*Your goal*: Copy each line below that has "myZone".

Listed entries START

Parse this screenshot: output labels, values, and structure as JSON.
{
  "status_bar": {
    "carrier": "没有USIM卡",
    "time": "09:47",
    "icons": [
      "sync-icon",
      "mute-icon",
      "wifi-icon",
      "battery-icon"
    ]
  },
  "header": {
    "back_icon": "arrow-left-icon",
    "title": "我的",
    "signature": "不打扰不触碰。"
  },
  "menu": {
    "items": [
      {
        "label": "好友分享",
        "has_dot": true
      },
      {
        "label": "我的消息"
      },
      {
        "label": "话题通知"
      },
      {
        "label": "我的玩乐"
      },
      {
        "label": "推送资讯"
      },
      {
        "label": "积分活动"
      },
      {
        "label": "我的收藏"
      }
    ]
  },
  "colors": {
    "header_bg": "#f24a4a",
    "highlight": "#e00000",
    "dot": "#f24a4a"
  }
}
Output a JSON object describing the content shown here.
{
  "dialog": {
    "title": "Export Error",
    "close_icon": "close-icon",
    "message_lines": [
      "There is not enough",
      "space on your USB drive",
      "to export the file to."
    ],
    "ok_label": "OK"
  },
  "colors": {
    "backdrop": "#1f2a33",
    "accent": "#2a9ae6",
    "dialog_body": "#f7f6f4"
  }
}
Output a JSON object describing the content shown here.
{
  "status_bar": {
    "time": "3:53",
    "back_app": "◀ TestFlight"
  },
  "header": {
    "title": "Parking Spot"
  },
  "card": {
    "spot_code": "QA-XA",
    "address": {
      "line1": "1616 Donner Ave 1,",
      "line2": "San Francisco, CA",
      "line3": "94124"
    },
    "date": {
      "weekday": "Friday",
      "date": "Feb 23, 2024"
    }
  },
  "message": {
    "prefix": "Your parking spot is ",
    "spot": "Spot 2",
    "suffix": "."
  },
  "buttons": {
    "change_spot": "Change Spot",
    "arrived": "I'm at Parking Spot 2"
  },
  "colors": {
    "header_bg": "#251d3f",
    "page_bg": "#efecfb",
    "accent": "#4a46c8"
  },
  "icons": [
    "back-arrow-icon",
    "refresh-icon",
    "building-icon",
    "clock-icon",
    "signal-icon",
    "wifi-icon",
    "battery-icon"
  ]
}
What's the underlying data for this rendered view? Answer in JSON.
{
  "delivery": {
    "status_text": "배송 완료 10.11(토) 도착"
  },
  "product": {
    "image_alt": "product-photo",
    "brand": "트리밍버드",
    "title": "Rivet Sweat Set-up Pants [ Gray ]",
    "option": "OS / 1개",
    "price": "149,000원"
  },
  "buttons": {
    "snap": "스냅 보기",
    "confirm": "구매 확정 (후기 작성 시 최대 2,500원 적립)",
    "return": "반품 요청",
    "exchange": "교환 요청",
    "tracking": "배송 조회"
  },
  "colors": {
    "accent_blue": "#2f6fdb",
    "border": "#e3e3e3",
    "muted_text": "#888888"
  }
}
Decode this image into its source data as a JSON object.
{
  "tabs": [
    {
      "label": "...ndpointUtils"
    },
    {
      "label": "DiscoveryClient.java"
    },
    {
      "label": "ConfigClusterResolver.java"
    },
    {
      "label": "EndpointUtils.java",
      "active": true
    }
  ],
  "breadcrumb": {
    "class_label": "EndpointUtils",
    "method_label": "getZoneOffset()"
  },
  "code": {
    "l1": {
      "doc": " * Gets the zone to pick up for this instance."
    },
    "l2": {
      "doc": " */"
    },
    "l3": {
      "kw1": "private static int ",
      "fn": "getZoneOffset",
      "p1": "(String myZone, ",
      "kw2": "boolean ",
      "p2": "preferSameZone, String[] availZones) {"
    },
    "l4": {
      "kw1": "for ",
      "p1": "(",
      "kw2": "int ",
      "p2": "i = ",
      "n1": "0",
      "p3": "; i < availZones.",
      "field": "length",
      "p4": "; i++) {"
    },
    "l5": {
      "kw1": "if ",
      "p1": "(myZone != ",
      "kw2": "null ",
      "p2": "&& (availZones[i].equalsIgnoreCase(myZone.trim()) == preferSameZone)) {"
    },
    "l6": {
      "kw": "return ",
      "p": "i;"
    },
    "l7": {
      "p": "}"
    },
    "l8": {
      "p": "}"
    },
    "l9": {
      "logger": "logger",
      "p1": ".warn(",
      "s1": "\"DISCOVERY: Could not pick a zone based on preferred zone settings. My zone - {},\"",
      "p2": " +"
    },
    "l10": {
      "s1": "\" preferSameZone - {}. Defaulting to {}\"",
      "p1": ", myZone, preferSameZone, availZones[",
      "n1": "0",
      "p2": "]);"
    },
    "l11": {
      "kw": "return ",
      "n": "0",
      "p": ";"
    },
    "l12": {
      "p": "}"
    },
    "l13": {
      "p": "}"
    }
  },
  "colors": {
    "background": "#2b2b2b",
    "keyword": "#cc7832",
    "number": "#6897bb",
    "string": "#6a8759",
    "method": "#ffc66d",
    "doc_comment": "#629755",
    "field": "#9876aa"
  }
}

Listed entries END

*Expected answer*:
      "p1": "(String myZone, ",
      "p1": "(myZone != ",
      "p2": "&& (availZones[i].equalsIgnoreCase(myZone.trim()) == preferSameZone)) {"
      "p1": ", myZone, preferSameZone, availZones[",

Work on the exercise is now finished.